It is in light of these revelations against Bain, which were first aired by the Nugent Commission of Inquiry in 2018, that some readers have an issue with Mavuso.
In 2018, BLSA suspended Bain & Co over its involvement in the breakdown of SARS. At the time, the Nugent Commission had recommended the possibility of criminal prosecution for the awarding by Moyane of a contract to Bain & Co for the restructuring of SARS. The BLSA, over which Mavuso presided, was scathing of Bain, stating that Bain had aided the collapse of a “well-oiled, perfectly functioning” entity in SARS. Bain’s actions, the BLSA said, “will have long-term devastating effects, not only on SARS but the country as a whole”. It urged Bain to fully disclose its involvement in the SARS matters to law authorities, assist the country to cleanse itself of State Capture, and pay back in full all consulting fees earned, together with interest.
In September 2021, the BLSA lifted its suspension of Bain, following “various discussions with listed companies, multinationals based in SA and Bain itself”.

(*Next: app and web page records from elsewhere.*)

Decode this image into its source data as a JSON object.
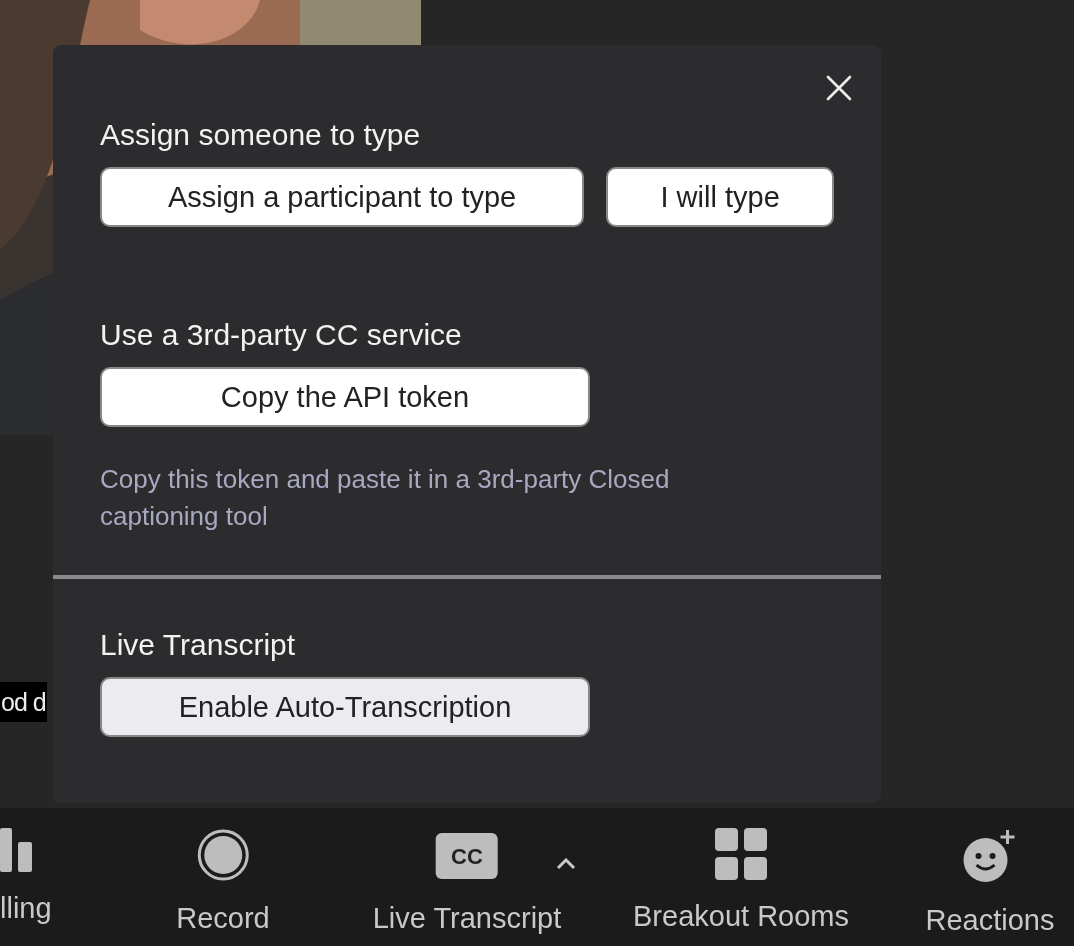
{
  "caption": "od d",
  "panel": {
    "sections": [
      {
        "title": "Assign someone to type",
        "buttons": [
          "Assign a participant to type",
          "I will type"
        ]
      },
      {
        "title": "Use a 3rd-party CC service",
        "buttons": [
          "Copy the API token"
        ],
        "note": "Copy this token and paste it in a 3rd-party Closed captioning tool"
      },
      {
        "title": "Live Transcript",
        "buttons": [
          "Enable Auto-Transcription"
        ]
      }
    ]
  },
  "toolbar": [
    {
      "kind": "bars",
      "label": "lling"
    },
    {
      "kind": "record",
      "label": "Record"
    },
    {
      "kind": "cc",
      "label": "Live Transcript",
      "badge": "CC"
    },
    {
      "kind": "grid",
      "label": "Breakout Rooms"
    },
    {
      "kind": "emoji",
      "label": "Reactions"
    }
  ]
}
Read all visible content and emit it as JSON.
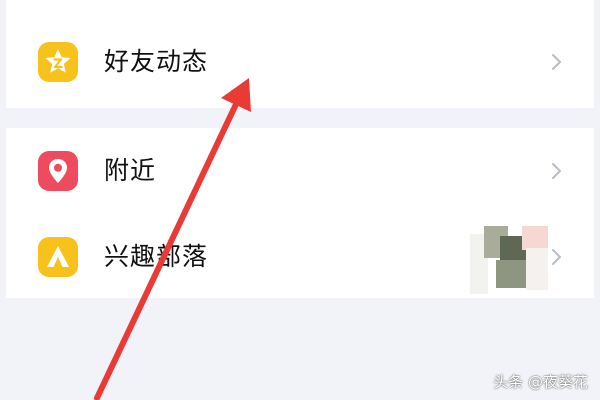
{
  "menu": {
    "items": [
      {
        "label": "好友动态",
        "icon": "star-icon",
        "icon_color": "#f8c21c"
      },
      {
        "label": "附近",
        "icon": "location-pin-icon",
        "icon_color": "#ef4b5e"
      },
      {
        "label": "兴趣部落",
        "icon": "tent-icon",
        "icon_color": "#f9c21b"
      }
    ]
  },
  "annotation": {
    "arrow_color": "#ea3a35"
  },
  "watermark": {
    "text": "头条 @夜葵花"
  },
  "colors": {
    "background": "#f2f3f8",
    "card": "#ffffff",
    "chevron": "#b9bcc4"
  }
}
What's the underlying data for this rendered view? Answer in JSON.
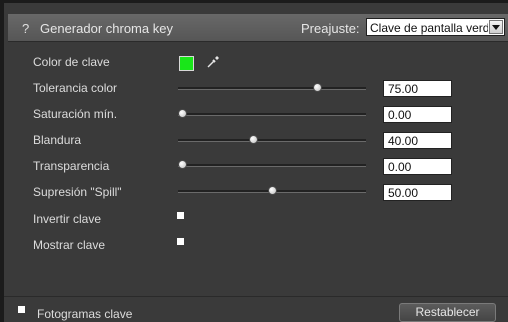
{
  "header": {
    "help_glyph": "?",
    "title": "Generador chroma key",
    "preset_label": "Preajuste:",
    "preset_value": "Clave de pantalla verde"
  },
  "key_color": {
    "label": "Color de clave",
    "swatch_color": "#19e619",
    "picker_icon": "eyedropper-icon"
  },
  "sliders": [
    {
      "label": "Tolerancia color",
      "value": "75.00",
      "position": 0.74
    },
    {
      "label": "Saturación mín.",
      "value": "0.00",
      "position": 0.02
    },
    {
      "label": "Blandura",
      "value": "40.00",
      "position": 0.4
    },
    {
      "label": "Transparencia",
      "value": "0.00",
      "position": 0.02
    },
    {
      "label": "Supresión \"Spill\"",
      "value": "50.00",
      "position": 0.5
    }
  ],
  "checkboxes": [
    {
      "label": "Invertir clave",
      "checked": false
    },
    {
      "label": "Mostrar clave",
      "checked": false
    }
  ],
  "footer": {
    "keyframes_label": "Fotogramas clave",
    "keyframes_checked": false,
    "reset_label": "Restablecer"
  }
}
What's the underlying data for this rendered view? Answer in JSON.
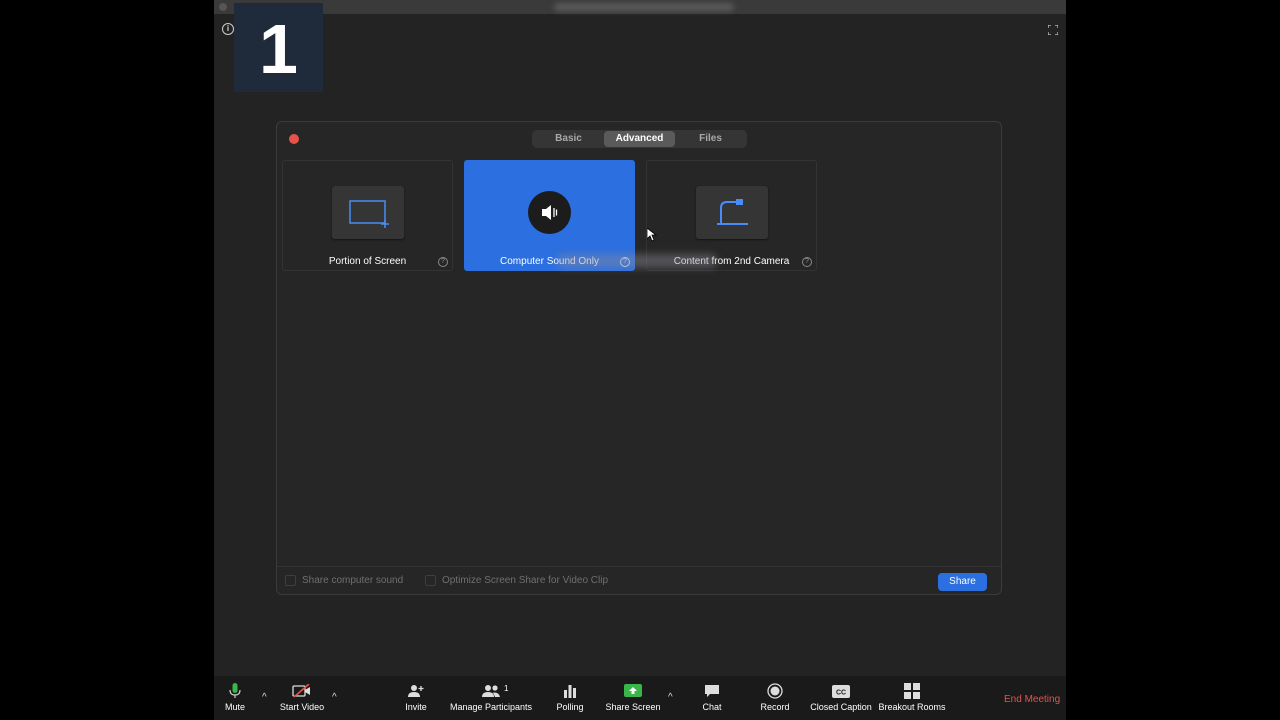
{
  "step_badge": "1",
  "tabs": [
    {
      "label": "Basic"
    },
    {
      "label": "Advanced"
    },
    {
      "label": "Files"
    }
  ],
  "options": [
    {
      "label": "Portion of Screen",
      "icon": "portion-screen-icon"
    },
    {
      "label": "Computer Sound Only",
      "icon": "speaker-icon"
    },
    {
      "label": "Content from 2nd Camera",
      "icon": "document-camera-icon"
    }
  ],
  "footer": {
    "share_sound": "Share computer sound",
    "optimize": "Optimize Screen Share for Video Clip",
    "share_button": "Share"
  },
  "toolbar": {
    "mute": "Mute",
    "start_video": "Start Video",
    "invite": "Invite",
    "manage_participants": "Manage Participants",
    "participant_count": "1",
    "polling": "Polling",
    "share_screen": "Share Screen",
    "chat": "Chat",
    "record": "Record",
    "closed_caption": "Closed Caption",
    "breakout_rooms": "Breakout Rooms",
    "end_meeting": "End Meeting"
  },
  "colors": {
    "accent": "#2b6fe0",
    "end_meeting": "#e5534b",
    "share_green": "#39b54a"
  }
}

“We believe that who is at the helm matters,” Mavuso told Business Maverick. “Leadership can make or break an organisation. We know this only too well in South Africa where we are trying to pull ourselves back from our lost decade where having the wrong leaders in place allowed the country to be looted from top to bottom.”
BLSA, she said, had decided to bring Bain back into its fold following an independent investigation by law firm Baker McKenzie, which detailed Bain’s involvement in bringing SARS to its knees and the interventions that the management firm had since put in place following the scandal to remedy the situation. These included firing its former managing partner in SA, Vittorio Massone, and replacing him with Tiaan Moolman.
“We went through the same journey with KPMG,” Mavuso says. “The fees must be paid back, the leaders involved must be appropriately dealt with — that means getting rid of them and, where necessary, fraud cases opened against them to ensure they end up in orange overalls. We are not being protective. We are clear the full might of the law must take effect.”
However, Athol Williams, a former Bain employee-turned-whistle-blower, questioned BLSA’s decision, arguing that Bain had not been transparent at the Nugent Commission of Inquiry and that Baker Mckenzie is hardly independent considering it was also Bain’s legal adviser during the inquiry. He maintains that Bain’s efforts to transform are token efforts.
Mavuso does not share this view. “We haven’t seen anything that taints the current leadership. Bain has taken action against the previous leaders, it is cleaning up its act and, if they find evidence of further wrongdoing, they will act.” The BLSA supports the recommendation of the State Capture commission that all of Bain’s public sector contracts should be examined. “If evidence comes to light that the company is not conducting its operations with integrity, we will take action. We will expel them; we won’t even suspend them.”
Mavuso’s decision would have been backed by the BLSA board, which includes the likes of Lungisa Fuzile, CE of Standard Bank; Mike Brown, CE of Nedbank; Leila Fourie, CEO of the JSE; and Nolitha Fakude, chair of Anglo American. However as CEO, she must take responsibility for the decisions made by the organisation — she is the operational head and its public face.
Business Maverick has stopped short of calls to rescind the award. However, we note that this was a controversial decision under the circumstances. BM/DM